The Internet has forced a realignment of culture and communications. For Cameron, we live in a world defined not by consumption but by participation. Today’s performing artists, for the first time in history, have the ability to control their own means of artistic distribution thanks to YouTube, Facebook and other social networking platforms. This democratization has enabled anyone to take on the moniker of “professional hybrid artist,” according to Cameron, making nearly anyone an author, dancer, writer, or singer.
Questia is openings its doors this month, making available a list of performing arts articles that delve into all aspects of this fascinating form of human expression. If you are knee-deep into your research, please take some time and explore Questia’s rich archive.
Book title: Acting (Re)considered: A Theoretical and Practical Guide. Edition: 2nd. Contributors: Phillip B. Zarrilli – Editor. Publisher: Routledge. Place of publication: London. Publication year: 2002.
Contributor Phillip B. Zarrilli put together this collection of essays that were prompted by the desire on the part of many actors to know one just one but many paradigms and approaches to acting; to answer questions about acting and process, including information on principles, techniques, and approaches to acting drawn from both Western and non-Western sources.
Book title: The Science & Psychology of Music Performance: Creative Strategies for Teaching and Learning. Contributors: Richard Parncutt – Editor, Gary E. McPherson – Editor. Publisher: Oxford University Press. Place of publication: New York. Publication year: 2002.
How well do music psychologists, music educators, and practicing musicians communicate with one another? In this book, contributing authors attempt to bridge the interdisciplinary gaps that currently separate music psychologists, music educators, and practicing musicians by developing new approaches to teaching, learning, and making music that are informed and inspired by the results of recent research in music psychology, music education, and acoustics.
Book title: Dance Anecdotes: Stories from the Worlds of Ballet, Broadway, the Ballroom, and Modern Dance. Contributors: Mindy Aloff – Author. Publisher: Oxford University Press. Place of publication: New York. Publication year: 2006.
This is a book of stories about dancing from all over the globe. Author/contributor Mindy Aloff put together a diverse collection for the casual reader but choosing examples that might be unexpected and less focused on the more famous dance anecdotes of the past century.
Book title: The Birth of Opera. Contributors: F. W. Sternfeld – Author. Publisher: Clarendon Press. Place of publication: Oxford. Publication year: 1995.
The spirit of opera was born out of Renaissance humanism, and author F.W. Sternfeld takes his youthful passion for opera to review its origins and building blocks. The book sketches the main themes behind the Orpheus myth, in particular, Ovid Metamorphoses and Heroides, and chronicles the employment of repetition and echo.
Book title: Laughing Mad: The Black Comic Persona in Post-Soul America. Contributors: Bambi Haggins – Author. Publisher: Rutgers University Press.

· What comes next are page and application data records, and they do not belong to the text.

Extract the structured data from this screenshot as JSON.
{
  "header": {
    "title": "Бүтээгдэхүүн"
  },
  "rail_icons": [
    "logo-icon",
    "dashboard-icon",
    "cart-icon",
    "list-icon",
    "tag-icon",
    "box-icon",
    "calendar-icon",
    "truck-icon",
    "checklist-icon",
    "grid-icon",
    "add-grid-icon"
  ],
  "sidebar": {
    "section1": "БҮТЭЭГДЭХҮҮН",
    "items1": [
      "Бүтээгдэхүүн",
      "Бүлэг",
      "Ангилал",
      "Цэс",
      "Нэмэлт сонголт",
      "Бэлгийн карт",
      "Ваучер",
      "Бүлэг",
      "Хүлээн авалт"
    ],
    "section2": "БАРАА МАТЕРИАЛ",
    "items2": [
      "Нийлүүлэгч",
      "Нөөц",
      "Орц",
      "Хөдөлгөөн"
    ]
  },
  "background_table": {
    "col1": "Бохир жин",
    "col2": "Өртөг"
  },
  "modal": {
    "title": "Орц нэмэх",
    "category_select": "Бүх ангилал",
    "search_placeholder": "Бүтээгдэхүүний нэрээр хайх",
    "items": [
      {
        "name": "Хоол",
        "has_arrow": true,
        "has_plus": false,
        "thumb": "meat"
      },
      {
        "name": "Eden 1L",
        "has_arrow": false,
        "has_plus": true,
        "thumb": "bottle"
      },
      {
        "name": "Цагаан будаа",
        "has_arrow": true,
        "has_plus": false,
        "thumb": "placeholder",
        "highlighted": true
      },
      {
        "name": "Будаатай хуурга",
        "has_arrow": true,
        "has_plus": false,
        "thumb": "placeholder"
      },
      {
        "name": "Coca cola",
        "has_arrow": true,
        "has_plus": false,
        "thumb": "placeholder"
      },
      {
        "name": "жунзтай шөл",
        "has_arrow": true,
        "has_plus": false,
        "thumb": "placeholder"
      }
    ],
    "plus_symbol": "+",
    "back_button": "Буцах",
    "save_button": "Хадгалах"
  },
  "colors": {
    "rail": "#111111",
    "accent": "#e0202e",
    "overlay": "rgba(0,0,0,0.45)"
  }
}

Place of publication: New Brunswick, NJ. Publication year: 2007.
Black comedy, in its literal and literary construction, has always overtly and covertly explored the trials, tribulations, and triumphs of African American communities. Black comedy is tied inextricably to the African-American condition according to author Bambi Haggins. Haggins examines black comedic social discourse through influential performers such as Richard Pryor, and illuminates the place of African Americans in mainstream American comedy.